L-R: Cheryl Durongpisitkul, Oscar Neyland, James Macaulay, Hannes Lackmann, Dan Sheehan, Flora Carbo, Reuben Lewis, Chloe Kim, Adam Halliwell, Shaun Rammers.

L-R: Cheryl Durongpisitkul, Oscar Neyland, James Macaulay, Hannes Lackmann, Dan Sheehan, Flora Carbo, Reuben Lewis, Chloe Kim, Adam Halliwell, Shaun Rammers.

Projects like this give you a great opportunity to bring together people in a new setting and this was no different. The core sextet of this group is a rhythm section of myself, Hannes Lackmann on drums and Adam Halliwell on guitar (and some flute!), both of whom I play with in Adam’s group “The First Baboon Civilisation”. The horns comprise of Cheryl Durongpisitkul (who also plays in my “Blue Rose” project) on alto sax, Shaun Rammers on tenor, and Flora Carbo on a mix of alto sax and bass clarinet. This sextet recorded three further Mingus pieces and two by Mal Waldron on Sunday the 10th of Feb, before being joined by four more musicians on Monday to record “Meditations”.

The most important connection in jazz (from the perspective of a bassist) is that with the drummer, so when you get two drummers going at once who understand where the music is headed it’s a real joy. Chloe Kim - who I met through Australian Art Orchestra - arrived from Sydney and came straight into the studio. Chloe and I had played “Meditations” together on a trip I did to Sydney last year, but she and Hannes only met on the day of the recording.

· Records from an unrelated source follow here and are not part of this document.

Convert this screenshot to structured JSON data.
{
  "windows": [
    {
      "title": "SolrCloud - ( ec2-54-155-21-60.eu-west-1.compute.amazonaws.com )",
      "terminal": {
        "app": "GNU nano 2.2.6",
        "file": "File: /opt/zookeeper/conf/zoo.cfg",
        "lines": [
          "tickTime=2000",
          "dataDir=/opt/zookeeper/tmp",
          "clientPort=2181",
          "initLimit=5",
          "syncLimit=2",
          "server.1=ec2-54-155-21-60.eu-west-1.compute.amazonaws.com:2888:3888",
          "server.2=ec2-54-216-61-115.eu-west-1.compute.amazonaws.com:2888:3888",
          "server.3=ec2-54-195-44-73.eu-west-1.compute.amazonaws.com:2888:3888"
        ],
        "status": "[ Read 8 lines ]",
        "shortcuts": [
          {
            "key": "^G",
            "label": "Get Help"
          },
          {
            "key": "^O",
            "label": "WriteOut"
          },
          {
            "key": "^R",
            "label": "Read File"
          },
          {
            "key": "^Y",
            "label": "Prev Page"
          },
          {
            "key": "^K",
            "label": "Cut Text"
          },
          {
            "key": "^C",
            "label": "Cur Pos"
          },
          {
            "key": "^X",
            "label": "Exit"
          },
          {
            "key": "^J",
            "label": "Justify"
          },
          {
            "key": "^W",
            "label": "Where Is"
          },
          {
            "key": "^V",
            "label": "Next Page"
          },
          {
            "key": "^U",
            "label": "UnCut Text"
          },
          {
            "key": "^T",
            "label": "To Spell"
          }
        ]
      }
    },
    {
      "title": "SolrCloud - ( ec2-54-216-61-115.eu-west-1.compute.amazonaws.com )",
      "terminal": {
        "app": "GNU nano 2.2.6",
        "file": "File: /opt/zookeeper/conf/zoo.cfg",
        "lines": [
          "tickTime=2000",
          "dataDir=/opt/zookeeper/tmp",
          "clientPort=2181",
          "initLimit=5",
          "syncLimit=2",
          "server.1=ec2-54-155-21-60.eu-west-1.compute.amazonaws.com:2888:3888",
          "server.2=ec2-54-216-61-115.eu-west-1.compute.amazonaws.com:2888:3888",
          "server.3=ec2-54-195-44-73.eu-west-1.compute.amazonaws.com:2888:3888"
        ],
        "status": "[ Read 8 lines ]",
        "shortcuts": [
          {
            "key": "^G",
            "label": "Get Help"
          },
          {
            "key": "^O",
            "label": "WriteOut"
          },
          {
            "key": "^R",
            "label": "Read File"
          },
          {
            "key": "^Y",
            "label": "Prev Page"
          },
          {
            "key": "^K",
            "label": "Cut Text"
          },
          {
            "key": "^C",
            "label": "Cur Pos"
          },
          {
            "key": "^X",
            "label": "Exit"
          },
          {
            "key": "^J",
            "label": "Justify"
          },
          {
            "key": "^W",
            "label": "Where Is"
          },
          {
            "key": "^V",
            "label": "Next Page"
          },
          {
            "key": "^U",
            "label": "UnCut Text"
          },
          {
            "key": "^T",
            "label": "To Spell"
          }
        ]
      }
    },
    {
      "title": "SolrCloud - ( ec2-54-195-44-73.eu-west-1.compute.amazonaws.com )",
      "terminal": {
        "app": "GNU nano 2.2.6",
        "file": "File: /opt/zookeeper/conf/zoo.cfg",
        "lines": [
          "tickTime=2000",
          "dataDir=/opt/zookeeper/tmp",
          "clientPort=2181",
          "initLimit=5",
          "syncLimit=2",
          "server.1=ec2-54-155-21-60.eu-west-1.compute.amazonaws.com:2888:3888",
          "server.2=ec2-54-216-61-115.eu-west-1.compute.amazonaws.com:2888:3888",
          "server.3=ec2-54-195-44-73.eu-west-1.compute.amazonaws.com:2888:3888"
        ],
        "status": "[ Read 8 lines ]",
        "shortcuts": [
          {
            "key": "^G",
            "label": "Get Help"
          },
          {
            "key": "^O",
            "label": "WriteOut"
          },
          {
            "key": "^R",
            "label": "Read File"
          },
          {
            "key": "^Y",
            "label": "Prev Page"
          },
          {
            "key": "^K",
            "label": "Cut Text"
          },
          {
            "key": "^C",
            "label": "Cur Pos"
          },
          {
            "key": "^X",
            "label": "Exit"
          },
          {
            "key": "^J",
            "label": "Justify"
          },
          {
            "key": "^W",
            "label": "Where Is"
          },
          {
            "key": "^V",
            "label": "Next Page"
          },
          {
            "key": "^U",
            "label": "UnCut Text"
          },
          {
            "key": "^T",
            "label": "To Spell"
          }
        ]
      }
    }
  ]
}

It is a massive testament to the size of Chloe and Hannes’ ears that they sounded so wonderful playing together so quickly.

Also added were Reuben Lewis on trumpet, Dan Sheehan on piano and James Macaulay on trombone, all wonderful musicians that I’ve played with in other projects in my time in Melbourne.

Figuring out how to do this project has been a massive learning curve. The understanding, transcribing and arranging of the pieces, along with organising the people and learning how to direct them to play the way I want (without diminishing their individual voice) has taken me the best part of the last eighteen months. With the recordings done and awaiting mixing, my plan is to take a small break from the project and come back with fresh ears and fresh plans about how to release the material. I’ll be posting more throughout all of these stages. If you’re interested, follow me through the social buttons below!


Charles Mingus (photo by Ray Avery/CTS Images)

Charles Mingus (photo by Ray Avery/CTS Images)


This recording is dedicated to Charles Mingus, and also to all those persecuted or dispossessed, divided from community or deprived of freedom.